Parents, caregivers and guardians, what if we went back to the 1980’s? Are we setting our children up for failure in the real world by giving them everything? Are we taking away enough of their computer, text and handheld game time to get them out in nature? Are we enabling our children so much that they get rewarded for bad behavior as well as good? Are we really helping our children by shielding them from everything? Perhaps, we are telling them too much. So much to the point that they are losing their sense of respect for authority. Are our children so used to having no consequences for their actions that they have become fearless? Are we setting the appropriate boundaries for our youth?
What’s In Your Cup? How are you raising your children? Naturally, we only want the best for our children. I am just worried we are giving them too much, enabling them too much and taking the fall for their mistakes. We have to give our children a backbone. Think of how we were raised. Our parents both worked, even if mom was just part-time. We had chores and received nothing for it. We went out for sports and either made it or didn’t. We rode bikes to our friends to hang out rather than secluded in our rooms chatting on Facebook. We had jobs and got grounded for poor grades and bad behavior. Our teachers tapped us on our hands with rulers and we were scolded by our parents in public.
This taught us respect, work ethic, love, humility, perseverance, and empathy for humankind. This post has been brewing for some time just like the day old coffee in my cup this morning. I want our children safe, our educators and school administration to go to work without fear. I want to go to the movies with my pals and shop in the malls with my family. I want peace on earth. I know it starts with me, at home and what my calling as a parent means. I want my children to be prepared for the real world, be able to handle defeat and realize some things in life are just not fair. I want them to be strong but able to empathize with others. I want them to not be selfish by putting others before themselves.

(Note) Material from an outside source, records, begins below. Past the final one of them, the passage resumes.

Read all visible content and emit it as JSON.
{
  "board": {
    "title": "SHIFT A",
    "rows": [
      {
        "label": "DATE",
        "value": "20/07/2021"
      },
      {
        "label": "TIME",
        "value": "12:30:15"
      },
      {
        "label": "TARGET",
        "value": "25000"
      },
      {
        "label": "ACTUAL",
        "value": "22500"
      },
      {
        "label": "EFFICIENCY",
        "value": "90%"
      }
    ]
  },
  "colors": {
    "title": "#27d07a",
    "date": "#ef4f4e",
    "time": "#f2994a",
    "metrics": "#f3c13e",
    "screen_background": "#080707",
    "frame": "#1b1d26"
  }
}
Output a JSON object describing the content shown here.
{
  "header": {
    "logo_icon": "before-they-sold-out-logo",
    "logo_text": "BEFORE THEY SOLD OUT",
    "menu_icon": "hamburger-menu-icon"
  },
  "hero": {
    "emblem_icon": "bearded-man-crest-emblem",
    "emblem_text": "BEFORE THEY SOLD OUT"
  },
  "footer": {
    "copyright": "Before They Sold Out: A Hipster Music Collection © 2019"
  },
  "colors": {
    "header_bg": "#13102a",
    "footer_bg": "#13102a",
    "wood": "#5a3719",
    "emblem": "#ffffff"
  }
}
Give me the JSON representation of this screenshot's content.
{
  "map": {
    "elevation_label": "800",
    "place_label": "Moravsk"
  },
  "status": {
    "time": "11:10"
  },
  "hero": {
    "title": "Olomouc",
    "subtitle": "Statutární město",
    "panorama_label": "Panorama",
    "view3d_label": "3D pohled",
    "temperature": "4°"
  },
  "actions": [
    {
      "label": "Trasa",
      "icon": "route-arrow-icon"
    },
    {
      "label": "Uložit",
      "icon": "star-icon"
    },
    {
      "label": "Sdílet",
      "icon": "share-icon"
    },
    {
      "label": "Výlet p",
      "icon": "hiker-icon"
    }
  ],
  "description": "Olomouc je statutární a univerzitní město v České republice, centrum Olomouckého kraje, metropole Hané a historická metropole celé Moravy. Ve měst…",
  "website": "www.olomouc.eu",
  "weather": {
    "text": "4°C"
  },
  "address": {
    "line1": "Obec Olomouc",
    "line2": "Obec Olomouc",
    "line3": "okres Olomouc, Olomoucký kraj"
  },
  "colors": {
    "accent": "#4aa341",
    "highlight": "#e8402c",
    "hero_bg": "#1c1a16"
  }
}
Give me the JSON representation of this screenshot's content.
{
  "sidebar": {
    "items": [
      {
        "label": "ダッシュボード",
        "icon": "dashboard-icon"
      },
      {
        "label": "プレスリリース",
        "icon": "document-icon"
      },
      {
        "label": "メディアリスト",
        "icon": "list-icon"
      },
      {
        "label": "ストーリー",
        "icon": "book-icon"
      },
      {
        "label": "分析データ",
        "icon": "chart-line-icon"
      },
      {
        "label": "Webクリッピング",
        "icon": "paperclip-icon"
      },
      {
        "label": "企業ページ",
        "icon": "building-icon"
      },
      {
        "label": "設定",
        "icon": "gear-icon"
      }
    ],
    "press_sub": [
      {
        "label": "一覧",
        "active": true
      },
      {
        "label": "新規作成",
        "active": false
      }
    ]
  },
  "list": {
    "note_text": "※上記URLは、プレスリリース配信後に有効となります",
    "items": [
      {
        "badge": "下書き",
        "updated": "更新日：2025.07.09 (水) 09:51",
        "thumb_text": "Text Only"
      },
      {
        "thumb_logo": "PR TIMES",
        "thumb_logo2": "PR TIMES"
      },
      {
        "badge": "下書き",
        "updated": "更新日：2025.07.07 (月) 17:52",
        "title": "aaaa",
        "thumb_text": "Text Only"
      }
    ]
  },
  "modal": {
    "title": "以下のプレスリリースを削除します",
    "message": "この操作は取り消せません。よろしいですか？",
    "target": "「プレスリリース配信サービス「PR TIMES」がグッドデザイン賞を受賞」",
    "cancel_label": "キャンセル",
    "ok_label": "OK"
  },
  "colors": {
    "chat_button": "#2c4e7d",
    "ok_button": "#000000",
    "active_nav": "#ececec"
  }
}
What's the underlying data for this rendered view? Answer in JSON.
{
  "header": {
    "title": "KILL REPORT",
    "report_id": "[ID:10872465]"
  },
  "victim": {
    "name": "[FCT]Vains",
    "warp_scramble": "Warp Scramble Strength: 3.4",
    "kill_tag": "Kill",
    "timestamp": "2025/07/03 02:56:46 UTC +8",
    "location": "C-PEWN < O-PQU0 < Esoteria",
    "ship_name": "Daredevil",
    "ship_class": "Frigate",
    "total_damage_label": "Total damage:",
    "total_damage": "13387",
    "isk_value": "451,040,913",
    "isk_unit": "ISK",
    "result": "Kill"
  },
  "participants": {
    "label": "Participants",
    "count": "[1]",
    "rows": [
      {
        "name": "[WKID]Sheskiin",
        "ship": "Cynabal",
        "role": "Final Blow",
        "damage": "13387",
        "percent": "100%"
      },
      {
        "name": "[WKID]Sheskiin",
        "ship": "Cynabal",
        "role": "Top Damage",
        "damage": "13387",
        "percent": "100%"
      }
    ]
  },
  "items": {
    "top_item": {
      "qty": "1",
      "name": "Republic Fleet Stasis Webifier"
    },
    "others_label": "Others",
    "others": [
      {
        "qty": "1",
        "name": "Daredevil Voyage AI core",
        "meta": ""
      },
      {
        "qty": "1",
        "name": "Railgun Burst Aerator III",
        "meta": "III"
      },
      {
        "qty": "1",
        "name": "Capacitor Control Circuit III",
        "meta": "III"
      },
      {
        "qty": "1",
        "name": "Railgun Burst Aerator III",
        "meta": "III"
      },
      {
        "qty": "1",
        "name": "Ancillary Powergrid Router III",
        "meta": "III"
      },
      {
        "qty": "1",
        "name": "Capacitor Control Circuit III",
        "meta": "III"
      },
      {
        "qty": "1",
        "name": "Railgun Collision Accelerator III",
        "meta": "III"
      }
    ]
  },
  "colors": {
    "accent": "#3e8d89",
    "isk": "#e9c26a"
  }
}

I am not sure if we can ever make sense of recent events. I am not sure what the answers will be. I cry, I hurt and I fear but if we can give anything to those precious babies, their families and the teachers and staff it is a silent promise that we will somehow make a difference. No deed, no matter how small or large, goes unnoticed. It’s more of a personal committment to me. It starts right now, for them, for you, for us and for our world. So please let me know if I am out of line here, way off the beaten path or maybe onto something. I want my MTV back too!
- Making a Difference in a Child’s Life
- How To Talk To Your Children About Tragedy (dfw.cbslocal.com)
- 10 Tips on Supporting Children through Crisis (pragmaticmom.com)